Like Comparis, Moneyland will often produce reports ranking certain products and services, such as healthcare and insurance plans, which can give you a valuable insight on how to save in Switzerland. 

We can’t tell you which of the two resources is better; visit both and see which one fits your needs. Both have a English-language pages, as well as producing reports in Switzerland’s national languages. 

Cost of living: How to save on groceries in Switzerland

This comprehensive portal also lists prices for hundreds of products in a wide range of categories, including electronics; household items, and appliances; clothing and jewellery; and even wine.

You can get good deals on wine if you look around. Image by Holger Detje from Pixabay

This site compares prices of items ranging from foods to body care products at Coop, Migros, and Lidl.

The prices may not always be up to date (and may change as the war in Ukraine and inflation progress), but the site will nevertheless give you a good idea of which products are cheapest where.

READ MORE: 13 things that are actually ‘cheaper’ in Switzerland

Consumer sites

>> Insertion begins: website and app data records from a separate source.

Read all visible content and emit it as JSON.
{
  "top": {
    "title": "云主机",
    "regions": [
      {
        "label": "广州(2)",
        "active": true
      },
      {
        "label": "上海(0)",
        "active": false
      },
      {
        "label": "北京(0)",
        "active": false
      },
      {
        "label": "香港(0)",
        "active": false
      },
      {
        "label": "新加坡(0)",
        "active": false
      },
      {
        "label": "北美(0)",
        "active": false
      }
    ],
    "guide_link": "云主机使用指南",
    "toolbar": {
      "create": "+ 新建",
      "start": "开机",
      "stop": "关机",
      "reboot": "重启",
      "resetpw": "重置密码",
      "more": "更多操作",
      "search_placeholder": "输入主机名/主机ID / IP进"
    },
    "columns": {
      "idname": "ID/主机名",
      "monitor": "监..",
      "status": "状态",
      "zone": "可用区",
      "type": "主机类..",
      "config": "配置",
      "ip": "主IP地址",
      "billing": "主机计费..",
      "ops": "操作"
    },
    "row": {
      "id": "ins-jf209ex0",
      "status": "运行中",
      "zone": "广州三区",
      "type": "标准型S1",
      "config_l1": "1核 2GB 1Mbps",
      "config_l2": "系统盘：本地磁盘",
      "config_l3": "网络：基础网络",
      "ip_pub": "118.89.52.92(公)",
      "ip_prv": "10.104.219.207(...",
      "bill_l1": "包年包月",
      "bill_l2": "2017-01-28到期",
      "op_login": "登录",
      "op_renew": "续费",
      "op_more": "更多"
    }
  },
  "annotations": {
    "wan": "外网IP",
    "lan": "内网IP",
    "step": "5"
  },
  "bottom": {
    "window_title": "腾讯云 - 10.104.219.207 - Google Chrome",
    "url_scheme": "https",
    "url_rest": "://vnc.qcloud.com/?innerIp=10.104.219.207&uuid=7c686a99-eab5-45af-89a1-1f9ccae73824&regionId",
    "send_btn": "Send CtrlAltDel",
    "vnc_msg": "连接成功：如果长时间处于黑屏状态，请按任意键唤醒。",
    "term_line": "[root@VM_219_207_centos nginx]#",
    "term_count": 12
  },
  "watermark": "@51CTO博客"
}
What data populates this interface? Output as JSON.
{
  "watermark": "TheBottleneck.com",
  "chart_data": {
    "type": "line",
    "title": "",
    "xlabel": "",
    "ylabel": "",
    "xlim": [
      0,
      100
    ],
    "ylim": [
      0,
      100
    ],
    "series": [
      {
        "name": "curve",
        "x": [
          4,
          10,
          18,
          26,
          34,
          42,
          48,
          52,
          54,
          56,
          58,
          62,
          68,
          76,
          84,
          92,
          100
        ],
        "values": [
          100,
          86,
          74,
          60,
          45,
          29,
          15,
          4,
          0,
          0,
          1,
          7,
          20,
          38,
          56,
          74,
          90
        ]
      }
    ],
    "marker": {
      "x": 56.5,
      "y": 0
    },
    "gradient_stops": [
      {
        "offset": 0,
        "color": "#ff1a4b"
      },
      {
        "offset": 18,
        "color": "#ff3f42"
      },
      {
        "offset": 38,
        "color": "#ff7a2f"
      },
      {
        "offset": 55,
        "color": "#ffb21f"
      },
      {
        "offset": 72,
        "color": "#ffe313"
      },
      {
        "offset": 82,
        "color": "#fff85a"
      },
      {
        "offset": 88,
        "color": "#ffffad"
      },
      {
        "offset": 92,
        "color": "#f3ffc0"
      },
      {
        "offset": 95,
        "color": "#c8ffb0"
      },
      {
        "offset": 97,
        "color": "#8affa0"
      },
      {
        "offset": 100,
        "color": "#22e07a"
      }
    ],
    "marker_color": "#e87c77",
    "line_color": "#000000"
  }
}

While these websites aim primarily at protecting and defending consumer rights, they also have some useful information on how to save money on various purchases.

For instance, the Swiss-German chapter, Stiftung für Konsumentenschutz has advice on how to save on customs taxes when purchasing goods online in foreign countries.

In the French speaking cantons, Féderation  Romande des Consommateurs has information on where in the region you can pick your own strawberries and save money while doing so, and in Ticino, Associazione consumatrici e consumatori della Svizzera italiana has similar information.

If you visit these consumer sites regularly, you will find helpful advice on how and where to spend less on certain products and services at that particular time.

Find out where picking your own strawberries will save you money. Photo: Anna Tarazevich / Pexels

And then there is this…
If you want to know how much the price of communal services such as water and waste management is in your commune and how it compares with other Swiss municipalities, you can check it out on this official government website.
It doesn’t tell you per se how to save money on these services but it is a useful resource nevertheless.

READ MORE: EXPLAINED: Why is Switzerland so expensive?